→ YOUR GOAL:
Look for the word "seleccionar" in the records, and copy each line where it appears.

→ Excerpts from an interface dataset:

##########

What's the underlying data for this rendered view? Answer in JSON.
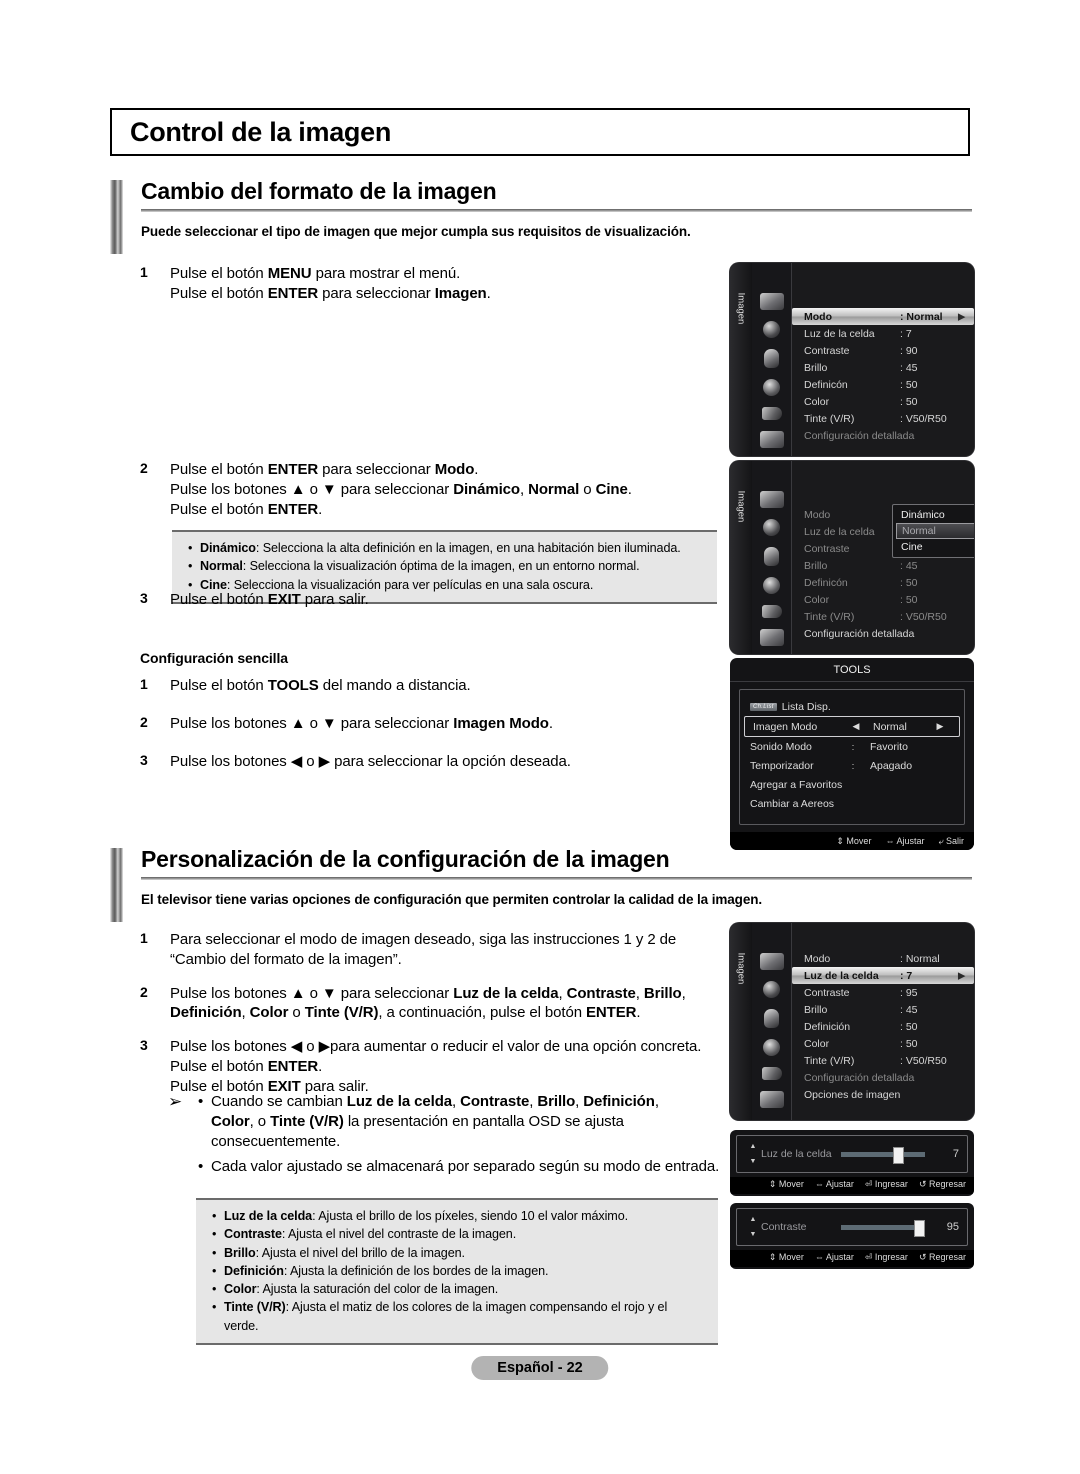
{
  "page": {
    "title": "Control de la imagen",
    "footer": "Español - 22"
  },
  "section1": {
    "heading": "Cambio del formato de la imagen",
    "lead": "Puede seleccionar el tipo de imagen que mejor cumpla sus requisitos de visualización.",
    "steps": [
      {
        "num": "1",
        "line1_a": "Pulse el botón ",
        "line1_b": "MENU",
        "line1_c": " para mostrar el menú.",
        "line2_a": "Pulse el botón ",
        "line2_b": "ENTER",
        "line2_c": " para seleccionar ",
        "line2_d": "Imagen",
        "line2_e": "."
      },
      {
        "num": "2"
      },
      {
        "num": "3"
      }
    ],
    "step2": {
      "l1_a": "Pulse el botón ",
      "l1_b": "ENTER",
      "l1_c": " para seleccionar ",
      "l1_d": "Modo",
      "l1_e": ".",
      "l2_a": "Pulse los botones ▲ o ▼ para seleccionar ",
      "l2_b": "Dinámico",
      "l2_c": ", ",
      "l2_d": "Normal",
      "l2_e": " o ",
      "l2_f": "Cine",
      "l2_g": ".",
      "l3_a": "Pulse el botón ",
      "l3_b": "ENTER",
      "l3_c": "."
    },
    "step3": {
      "a": "Pulse el botón ",
      "b": "EXIT",
      "c": " para salir."
    },
    "modes_note": [
      {
        "term": "Dinámico",
        "desc": ": Selecciona la alta definición en la imagen, en una habitación bien iluminada."
      },
      {
        "term": "Normal",
        "desc": ": Selecciona la visualización óptima de la imagen, en un entorno normal."
      },
      {
        "term": "Cine",
        "desc": ": Selecciona la visualización para ver películas en una sala oscura."
      }
    ],
    "simple_setup": {
      "title": "Configuración sencilla",
      "steps": [
        {
          "num": "1",
          "a": "Pulse el botón ",
          "b": "TOOLS",
          "c": " del mando a distancia.",
          "d": "",
          "e": ""
        },
        {
          "num": "2",
          "a": "Pulse los botones ▲ o ▼ para seleccionar ",
          "b": "Imagen Modo",
          "c": ".",
          "d": "",
          "e": ""
        },
        {
          "num": "3",
          "a": "Pulse los botones ◀ o ▶ para seleccionar la opción deseada.",
          "b": "",
          "c": "",
          "d": "",
          "e": ""
        }
      ]
    }
  },
  "section2": {
    "heading": "Personalización de la configuración de la imagen",
    "lead": "El televisor tiene varias opciones de configuración que permiten controlar la calidad de la imagen.",
    "step1": {
      "num": "1",
      "l1": "Para seleccionar el modo de imagen deseado, siga las instrucciones 1 y 2 de",
      "l2": "“Cambio del formato de la imagen”."
    },
    "step2": {
      "num": "2",
      "l1_a": "Pulse los botones ▲ o ▼ para seleccionar ",
      "l1_b": "Luz de la celda",
      "l1_c": ", ",
      "l1_d": "Contraste",
      "l1_e": ", ",
      "l1_f": "Brillo",
      "l1_g": ",",
      "l2_a": "Definición",
      "l2_b": ", ",
      "l2_c": "Color",
      "l2_d": " o ",
      "l2_e": "Tinte (V/R)",
      "l2_f": ", a continuación, pulse el botón ",
      "l2_g": "ENTER",
      "l2_h": "."
    },
    "step3": {
      "num": "3",
      "l1": "Pulse los botones ◀ o ▶para aumentar o reducir el valor de una opción concreta.",
      "l2_a": "Pulse el botón ",
      "l2_b": "ENTER",
      "l2_c": ".",
      "l3_a": "Pulse el botón ",
      "l3_b": "EXIT",
      "l3_c": " para salir."
    },
    "arrow_note": {
      "glyph": "➢",
      "b1_a": "Cuando se cambian ",
      "b1_b": "Luz de la celda",
      "b1_c": ", ",
      "b1_d": "Contraste",
      "b1_e": ", ",
      "b1_f": "Brillo",
      "b1_g": ", ",
      "b1_h": "Definición",
      "b1_i": ",",
      "b1_j": "Color",
      "b1_k": ", o ",
      "b1_l": "Tinte (V/R)",
      "b1_m": " la presentación en pantalla OSD se ajusta",
      "b1_n": "consecuentemente.",
      "b2": "Cada valor ajustado se almacenará por separado según su modo de entrada."
    },
    "params_note": [
      {
        "term": "Luz de la celda",
        "desc": ": Ajusta el brillo de los píxeles, siendo 10 el valor máximo."
      },
      {
        "term": "Contraste",
        "desc": ": Ajusta el nivel del contraste de la imagen."
      },
      {
        "term": "Brillo",
        "desc": ": Ajusta el nivel del brillo de la imagen."
      },
      {
        "term": "Definición",
        "desc": ": Ajusta la definición de los bordes de la imagen."
      },
      {
        "term": "Color",
        "desc": ": Ajusta la saturación del color de la imagen."
      },
      {
        "term": "Tinte (V/R)",
        "desc": ": Ajusta el matiz de los colores de la imagen compensando el rojo y el"
      },
      {
        "term": "",
        "desc": "verde."
      }
    ]
  },
  "osd1": {
    "side_tab": "Imagen",
    "rows": [
      {
        "label": "Modo",
        "value": ": Normal",
        "selected": true,
        "dim": false
      },
      {
        "label": "Luz de la celda",
        "value": ": 7",
        "selected": false,
        "dim": false
      },
      {
        "label": "Contraste",
        "value": ": 90",
        "selected": false,
        "dim": false
      },
      {
        "label": "Brillo",
        "value": ": 45",
        "selected": false,
        "dim": false
      },
      {
        "label": "Definicón",
        "value": ": 50",
        "selected": false,
        "dim": false
      },
      {
        "label": "Color",
        "value": ": 50",
        "selected": false,
        "dim": false
      },
      {
        "label": "Tinte (V/R)",
        "value": ": V50/R50",
        "selected": false,
        "dim": false
      },
      {
        "label": "Configuración detallada",
        "value": "",
        "selected": false,
        "dim": true
      }
    ],
    "caret": "▶"
  },
  "osd2": {
    "side_tab": "Imagen",
    "rows": [
      {
        "label": "Modo",
        "value": ":",
        "selected": false,
        "dim": true
      },
      {
        "label": "Luz de la celda",
        "value": ":",
        "selected": false,
        "dim": true
      },
      {
        "label": "Contraste",
        "value": ":",
        "selected": false,
        "dim": true
      },
      {
        "label": "Brillo",
        "value": ": 45",
        "selected": false,
        "dim": true
      },
      {
        "label": "Definicón",
        "value": ": 50",
        "selected": false,
        "dim": true
      },
      {
        "label": "Color",
        "value": ": 50",
        "selected": false,
        "dim": true
      },
      {
        "label": "Tinte (V/R)",
        "value": ": V50/R50",
        "selected": false,
        "dim": true
      },
      {
        "label": "Configuración detallada",
        "value": "",
        "selected": false,
        "dim": false
      }
    ],
    "popup": [
      {
        "label": "Dinámico",
        "highlight": false
      },
      {
        "label": "Normal",
        "highlight": true
      },
      {
        "label": "Cine",
        "highlight": false
      }
    ]
  },
  "tools": {
    "title": "TOOLS",
    "chip_label": "Ch.List",
    "rows": [
      {
        "label": "Lista Disp.",
        "mid": "",
        "value": "",
        "right": "",
        "selected": false,
        "chip": true
      },
      {
        "label": "Imagen Modo",
        "mid": "◀",
        "value": "Normal",
        "right": "▶",
        "selected": true,
        "chip": false
      },
      {
        "label": "Sonido Modo",
        "mid": ":",
        "value": "Favorito",
        "right": "",
        "selected": false,
        "chip": false
      },
      {
        "label": "Temporizador",
        "mid": ":",
        "value": "Apagado",
        "right": "",
        "selected": false,
        "chip": false
      },
      {
        "label": "Agregar a Favoritos",
        "mid": "",
        "value": "",
        "right": "",
        "selected": false,
        "chip": false
      },
      {
        "label": "Cambiar a Aereos",
        "mid": "",
        "value": "",
        "right": "",
        "selected": false,
        "chip": false
      }
    ],
    "footer": [
      "⇕ Mover",
      "⇔ Ajustar",
      "⤶ Salir"
    ]
  },
  "osd3": {
    "side_tab": "Imagen",
    "rows": [
      {
        "label": "Modo",
        "value": ": Normal",
        "selected": false,
        "dim": false
      },
      {
        "label": "Luz de la celda",
        "value": ": 7",
        "selected": true,
        "dim": false
      },
      {
        "label": "Contraste",
        "value": ": 95",
        "selected": false,
        "dim": false
      },
      {
        "label": "Brillo",
        "value": ": 45",
        "selected": false,
        "dim": false
      },
      {
        "label": "Definición",
        "value": ": 50",
        "selected": false,
        "dim": false
      },
      {
        "label": "Color",
        "value": ": 50",
        "selected": false,
        "dim": false
      },
      {
        "label": "Tinte (V/R)",
        "value": ": V50/R50",
        "selected": false,
        "dim": false
      },
      {
        "label": "Configuración detallada",
        "value": "",
        "selected": false,
        "dim": true
      },
      {
        "label": "Opciones de imagen",
        "value": "",
        "selected": false,
        "dim": false
      }
    ],
    "caret": "▶"
  },
  "slider1": {
    "label": "Luz de la celda",
    "value": "7",
    "percent": 68,
    "footer": [
      "⇕ Mover",
      "⇔ Ajustar",
      "⏎ Ingresar",
      "↺ Regresar"
    ]
  },
  "slider2": {
    "label": "Contraste",
    "value": "95",
    "percent": 93,
    "footer": [
      "⇕ Mover",
      "⇔ Ajustar",
      "⏎ Ingresar",
      "↺ Regresar"
    ]
  }
}
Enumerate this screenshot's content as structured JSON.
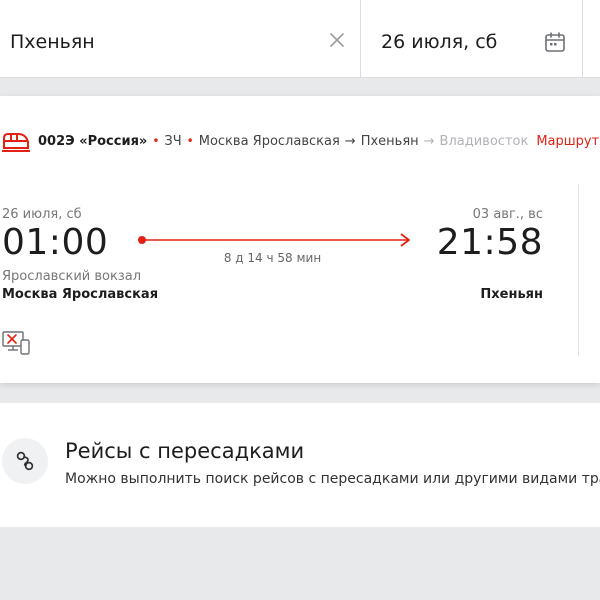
{
  "search": {
    "destination": "Пхеньян",
    "date": "26 июля, сб"
  },
  "train": {
    "number_name": "002Э «Россия»",
    "type": "ЗЧ",
    "from": "Москва Ярославская",
    "to": "Пхеньян",
    "final": "Владивосток",
    "route_link": "Маршрут",
    "departure": {
      "date": "26 июля, сб",
      "time": "01:00",
      "station_sub": "Ярославский вокзал",
      "station": "Москва Ярославская"
    },
    "arrival": {
      "date": "03 авг., вс",
      "time": "21:58",
      "station": "Пхеньян"
    },
    "duration": "8 д 14 ч 58 мин"
  },
  "transfer": {
    "title": "Рейсы с пересадками",
    "description": "Можно выполнить поиск рейсов с пересадками или другими видами транспорта"
  },
  "colors": {
    "accent": "#e32213",
    "text": "#1d1d1d",
    "muted": "#777777",
    "background": "#e8e9eb"
  },
  "icons": {
    "clear": "close-icon",
    "calendar": "calendar-icon",
    "train": "train-icon",
    "device": "no-eregistration-icon",
    "transfer": "link-icon"
  }
}
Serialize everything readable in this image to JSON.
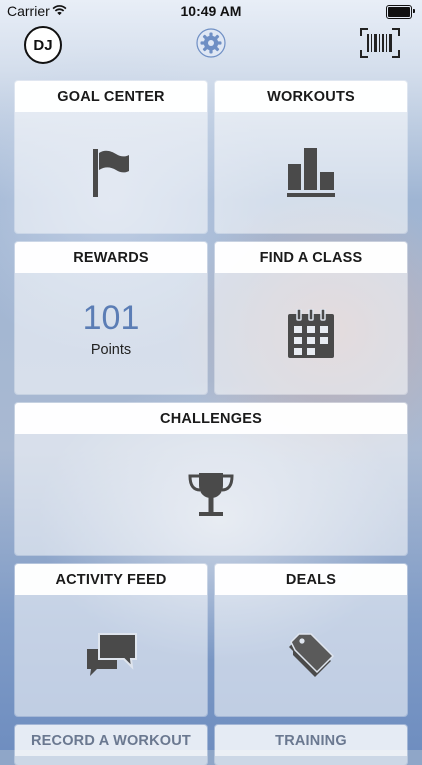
{
  "status_bar": {
    "carrier": "Carrier",
    "time": "10:49 AM",
    "wifi_icon": "wifi-icon",
    "battery_icon": "battery-icon"
  },
  "nav": {
    "avatar_initials": "DJ",
    "settings_icon": "gear-icon",
    "scan_icon": "barcode-icon"
  },
  "tiles": {
    "goal_center": {
      "title": "GOAL CENTER",
      "icon": "flag-icon"
    },
    "workouts": {
      "title": "WORKOUTS",
      "icon": "bar-chart-icon"
    },
    "rewards": {
      "title": "REWARDS",
      "points": "101",
      "points_label": "Points"
    },
    "find_a_class": {
      "title": "FIND A CLASS",
      "icon": "calendar-icon"
    },
    "challenges": {
      "title": "CHALLENGES",
      "icon": "trophy-icon"
    },
    "activity_feed": {
      "title": "ACTIVITY FEED",
      "icon": "chat-bubbles-icon"
    },
    "deals": {
      "title": "DEALS",
      "icon": "tags-icon"
    },
    "record_a_workout": {
      "title": "RECORD A WORKOUT"
    },
    "training": {
      "title": "TRAINING"
    }
  },
  "colors": {
    "accent": "#5b7db5",
    "icon_gray": "#4a4a4a",
    "gear_blue": "#6f8fc4"
  }
}
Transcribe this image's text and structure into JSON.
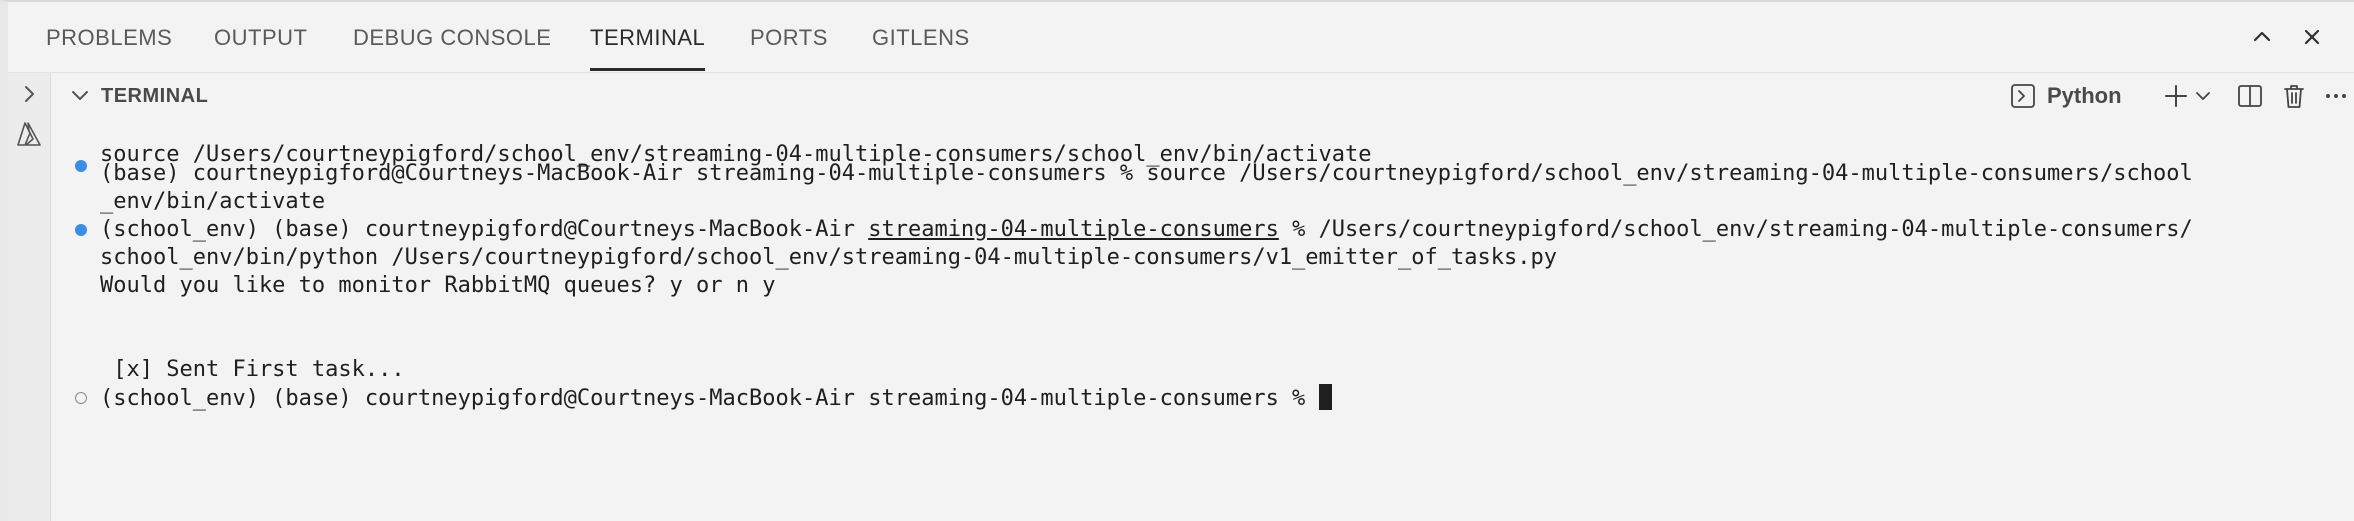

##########

→ SOLUTION TO THIS PROBLEM:
    "lead": "Puede seleccionar el tipo de imagen que mejor cumpla sus requisitos de visualización.",
        "line2_c": " para seleccionar ",
      "l1_c": " para seleccionar ",
      "l2_a": "Pulse los botones ▲ o ▼ para seleccionar ",
          "a": "Pulse los botones ▲ o ▼ para seleccionar ",
          "a": "Pulse los botones ◀ o ▶ para seleccionar la opción deseada.",
      "l1": "Para seleccionar el modo de imagen deseado, siga las instrucciones 1 y 2 de",
      "l1_a": "Pulse los botones ▲ o ▼ para seleccionar ",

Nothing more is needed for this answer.